How Tall Was Benedict Arnold?

Yesterday I quoted Louisa Catherine Adams’s anecdote about a visit to her father’s house in England from the twice-retired general Benedict Arnold. She described him as “a small neat looking man.”

In response, Boston 1775 reader John L. Smith, Jr., asked:
I had read in some journal or book somewhere that Benedict Arnold was 5' 5" tall. Have you ever run across that?
I actually looked into the question of Arnold’s height when I drafted that posting, wondering if he really fit Adams’s description. And it turned out to be an interesting historiographical question.

So far as I know, no one who met Arnold ever wrote down his exact height. Instead, we have descriptions like these:
  • Samuel Downing, a veteran of Saratoga: “He was dark-skinned, with black hair, and middling height; there was n’t any wasted timber in him”.
  • John Henry, a veteran of the march to Québec: “He was well formed, very stoutly built, with a florid complexion.”
  • Rev. J. S. Leake, son of a neighbor: “My father…has often described him to me, as about his own size, which was something below the middle height, well formed, muscular, and capable of great endurance.” (Extra trivia: Leake also said Arnold was ”the most accomplished and graceful skater” his father ever saw.)
That record got confused because there is a record of a ”Benidick Arnold” who enlisted in the New York militia in 1758-60 and was measured as 5'9". Some early biographers wrote that this was the future general, which allowed them to treat his militia record as a forecast of his career in the Continental Army: he enlisted eagerly at the age of eighteen, took his enlistment bonus, and then deserted.

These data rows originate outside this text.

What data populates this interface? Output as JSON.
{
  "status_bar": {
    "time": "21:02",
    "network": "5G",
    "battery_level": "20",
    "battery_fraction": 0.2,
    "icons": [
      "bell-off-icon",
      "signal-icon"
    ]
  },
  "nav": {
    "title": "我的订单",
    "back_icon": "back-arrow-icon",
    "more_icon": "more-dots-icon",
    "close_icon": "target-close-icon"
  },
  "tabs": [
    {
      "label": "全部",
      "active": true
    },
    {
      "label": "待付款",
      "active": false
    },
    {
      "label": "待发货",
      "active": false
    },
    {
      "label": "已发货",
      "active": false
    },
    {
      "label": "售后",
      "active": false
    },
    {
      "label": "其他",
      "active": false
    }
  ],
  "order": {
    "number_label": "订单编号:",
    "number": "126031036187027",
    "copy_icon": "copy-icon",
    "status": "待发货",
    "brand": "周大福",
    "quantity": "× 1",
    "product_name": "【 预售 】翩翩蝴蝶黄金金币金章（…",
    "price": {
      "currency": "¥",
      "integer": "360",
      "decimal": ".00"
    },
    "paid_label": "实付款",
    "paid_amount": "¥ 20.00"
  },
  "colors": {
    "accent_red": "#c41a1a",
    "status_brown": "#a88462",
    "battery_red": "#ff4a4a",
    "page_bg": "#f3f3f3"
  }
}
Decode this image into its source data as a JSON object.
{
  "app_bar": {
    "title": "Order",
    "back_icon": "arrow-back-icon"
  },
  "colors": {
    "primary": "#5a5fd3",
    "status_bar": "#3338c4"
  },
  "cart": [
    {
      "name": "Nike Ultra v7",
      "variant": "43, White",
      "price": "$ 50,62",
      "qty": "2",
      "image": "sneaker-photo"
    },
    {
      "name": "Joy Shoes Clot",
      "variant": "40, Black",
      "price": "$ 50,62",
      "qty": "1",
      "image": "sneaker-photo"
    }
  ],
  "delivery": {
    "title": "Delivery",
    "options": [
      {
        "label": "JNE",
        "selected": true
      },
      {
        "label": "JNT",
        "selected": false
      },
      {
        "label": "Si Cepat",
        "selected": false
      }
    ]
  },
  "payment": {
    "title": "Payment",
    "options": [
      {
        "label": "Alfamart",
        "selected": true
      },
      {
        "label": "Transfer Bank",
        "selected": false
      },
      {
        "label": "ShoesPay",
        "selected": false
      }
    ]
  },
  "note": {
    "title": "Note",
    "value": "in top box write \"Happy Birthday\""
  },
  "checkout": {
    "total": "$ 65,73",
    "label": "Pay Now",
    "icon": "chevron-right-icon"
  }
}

However, that Benedict Arnold was identified as a weaver and laborer while the future general was already in training as an apothecary clerk. That Benedict Arnold was listed as coming from Norwalk, not Norwich, Connecticut. And at 5'9" that Benedict Arnold was above average height for a British-American of his time, not “middling” or “something below the middle height.”

There were several Benedict Arnolds in Connecticut and Rhode Island at the time, named after a seventeenth-century governor. One of them joined the New York militia, most modern biographers agree. Another one, shorter and already on a more lucrative career path, became a famous officer in the Continental and British armies.

So I don’t think we can say Arnold was 5'5" tall, which implies we can be precise to the inch. But we can say that contemporaries thought he was around that height, on the short side of the average range. And Louisa Catherine Adams, whose father and husband were both about 5'7", told her children that Arnold was “small.”

2 comments:

John L Smith Jr said...

I just keep thinking how odd the scene must have looked on the trek to Ft. Ticonderoga: ~5'5" Benedict Arnold battling for command against the ~6'2" Ethan Allen!

J. L. Bell said...

Arnold had the advantage of wealth, but Allen was older, taller, and had more friends. So Arnold wisely didn't press the case at first.

But once Allen's men took Fort Ticonderoga, they started to disperse while Arnold's arrived in larger numbers. And his greater discipline soon put him in charge.

To regain the initiative, Allen took on more risky missions and got captured. I can't imagine Arnold was too surprise or too upset.